__Required action__. Show me each line of the listing below where the word "title" appears.

━━━ Data for processing ━━━

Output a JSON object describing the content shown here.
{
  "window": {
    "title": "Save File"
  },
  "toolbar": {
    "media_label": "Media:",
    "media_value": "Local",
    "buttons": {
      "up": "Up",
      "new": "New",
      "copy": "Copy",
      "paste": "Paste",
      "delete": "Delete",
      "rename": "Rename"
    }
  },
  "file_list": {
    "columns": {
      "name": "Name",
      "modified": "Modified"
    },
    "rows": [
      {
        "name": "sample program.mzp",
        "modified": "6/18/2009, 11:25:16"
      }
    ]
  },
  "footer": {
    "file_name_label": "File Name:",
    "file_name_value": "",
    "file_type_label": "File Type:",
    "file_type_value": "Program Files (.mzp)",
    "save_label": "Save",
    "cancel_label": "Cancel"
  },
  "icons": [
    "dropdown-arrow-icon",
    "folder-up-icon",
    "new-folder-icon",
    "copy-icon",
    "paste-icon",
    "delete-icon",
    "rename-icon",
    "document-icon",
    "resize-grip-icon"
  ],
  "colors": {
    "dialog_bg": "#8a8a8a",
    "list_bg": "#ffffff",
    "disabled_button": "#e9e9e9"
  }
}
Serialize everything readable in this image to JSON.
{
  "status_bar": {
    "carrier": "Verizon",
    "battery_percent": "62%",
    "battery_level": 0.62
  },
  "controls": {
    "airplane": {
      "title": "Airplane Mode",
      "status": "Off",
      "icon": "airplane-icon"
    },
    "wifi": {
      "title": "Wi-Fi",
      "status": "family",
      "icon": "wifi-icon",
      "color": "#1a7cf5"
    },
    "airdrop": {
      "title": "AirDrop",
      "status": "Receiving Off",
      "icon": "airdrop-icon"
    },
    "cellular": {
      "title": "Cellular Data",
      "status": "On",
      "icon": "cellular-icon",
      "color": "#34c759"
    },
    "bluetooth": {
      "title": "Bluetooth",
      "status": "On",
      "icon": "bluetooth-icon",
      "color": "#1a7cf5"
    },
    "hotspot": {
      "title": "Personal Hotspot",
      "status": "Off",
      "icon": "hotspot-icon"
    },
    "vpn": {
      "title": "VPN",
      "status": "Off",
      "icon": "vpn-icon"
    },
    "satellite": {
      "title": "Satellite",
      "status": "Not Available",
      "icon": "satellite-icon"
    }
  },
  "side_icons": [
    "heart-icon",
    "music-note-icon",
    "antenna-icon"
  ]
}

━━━

__Answer for the task__.
    "title": "Save File"
      "title": "Airplane Mode",
      "title": "Wi-Fi",
      "title": "AirDrop",
      "title": "Cellular Data",
      "title": "Bluetooth",
      "title": "Personal Hotspot",
      "title": "VPN",
      "title": "Satellite",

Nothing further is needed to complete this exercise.